Exercise details = The answer is to be all of the data below, reproduced exactly.

Exercise materials =

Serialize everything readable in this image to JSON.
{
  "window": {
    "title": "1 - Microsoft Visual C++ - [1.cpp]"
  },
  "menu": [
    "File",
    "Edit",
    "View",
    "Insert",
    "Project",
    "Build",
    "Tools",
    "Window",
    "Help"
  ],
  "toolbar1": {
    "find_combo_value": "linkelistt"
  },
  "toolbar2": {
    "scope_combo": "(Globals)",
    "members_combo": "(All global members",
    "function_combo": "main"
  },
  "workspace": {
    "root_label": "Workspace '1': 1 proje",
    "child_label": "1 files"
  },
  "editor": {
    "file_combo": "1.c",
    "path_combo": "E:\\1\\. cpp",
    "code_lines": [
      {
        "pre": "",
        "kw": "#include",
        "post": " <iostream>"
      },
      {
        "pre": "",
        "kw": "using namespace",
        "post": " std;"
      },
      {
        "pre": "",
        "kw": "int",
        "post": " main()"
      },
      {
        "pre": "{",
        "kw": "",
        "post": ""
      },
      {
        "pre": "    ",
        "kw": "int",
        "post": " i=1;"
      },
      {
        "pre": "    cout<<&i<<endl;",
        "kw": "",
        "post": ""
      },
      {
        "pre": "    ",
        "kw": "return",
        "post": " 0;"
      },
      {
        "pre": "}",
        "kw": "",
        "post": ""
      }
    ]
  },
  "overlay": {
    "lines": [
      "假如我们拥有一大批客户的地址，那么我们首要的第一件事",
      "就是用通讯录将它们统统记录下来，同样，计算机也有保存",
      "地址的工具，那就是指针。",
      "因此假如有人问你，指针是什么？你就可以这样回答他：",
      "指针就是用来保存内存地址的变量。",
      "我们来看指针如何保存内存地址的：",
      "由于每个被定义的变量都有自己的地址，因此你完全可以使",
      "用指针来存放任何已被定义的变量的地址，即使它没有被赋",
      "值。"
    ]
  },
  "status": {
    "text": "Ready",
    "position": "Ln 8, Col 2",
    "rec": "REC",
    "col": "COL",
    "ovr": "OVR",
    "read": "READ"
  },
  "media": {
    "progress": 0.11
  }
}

Answer area =
Serialize everything readable in this image to JSON.
{
  "window": {
    "title": "1 - Microsoft Visual C++ - [1.cpp]"
  },
  "menu": [
    "File",
    "Edit",
    "View",
    "Insert",
    "Project",
    "Build",
    "Tools",
    "Window",
    "Help"
  ],
  "toolbar1": {
    "find_combo_value": "linkelistt"
  },
  "toolbar2": {
    "scope_combo": "(Globals)",
    "members_combo": "(All global members",
    "function_combo": "main"
  },
  "workspace": {
    "root_label": "Workspace '1': 1 proje",
    "child_label": "1 files"
  },
  "editor": {
    "file_combo": "1.c",
    "path_combo": "E:\\1\\. cpp",
    "code_lines": [
      {
        "pre": "",
        "kw": "#include",
        "post": " <iostream>"
      },
      {
        "pre": "",
        "kw": "using namespace",
        "post": " std;"
      },
      {
        "pre": "",
        "kw": "int",
        "post": " main()"
      },
      {
        "pre": "{",
        "kw": "",
        "post": ""
      },
      {
        "pre": "    ",
        "kw": "int",
        "post": " i=1;"
      },
      {
        "pre": "    cout<<&i<<endl;",
        "kw": "",
        "post": ""
      },
      {
        "pre": "    ",
        "kw": "return",
        "post": " 0;"
      },
      {
        "pre": "}",
        "kw": "",
        "post": ""
      }
    ]
  },
  "overlay": {
    "lines": [
      "假如我们拥有一大批客户的地址，那么我们首要的第一件事",
      "就是用通讯录将它们统统记录下来，同样，计算机也有保存",
      "地址的工具，那就是指针。",
      "因此假如有人问你，指针是什么？你就可以这样回答他：",
      "指针就是用来保存内存地址的变量。",
      "我们来看指针如何保存内存地址的：",
      "由于每个被定义的变量都有自己的地址，因此你完全可以使",
      "用指针来存放任何已被定义的变量的地址，即使它没有被赋",
      "值。"
    ]
  },
  "status": {
    "text": "Ready",
    "position": "Ln 8, Col 2",
    "rec": "REC",
    "col": "COL",
    "ovr": "OVR",
    "read": "READ"
  },
  "media": {
    "progress": 0.11
  }
}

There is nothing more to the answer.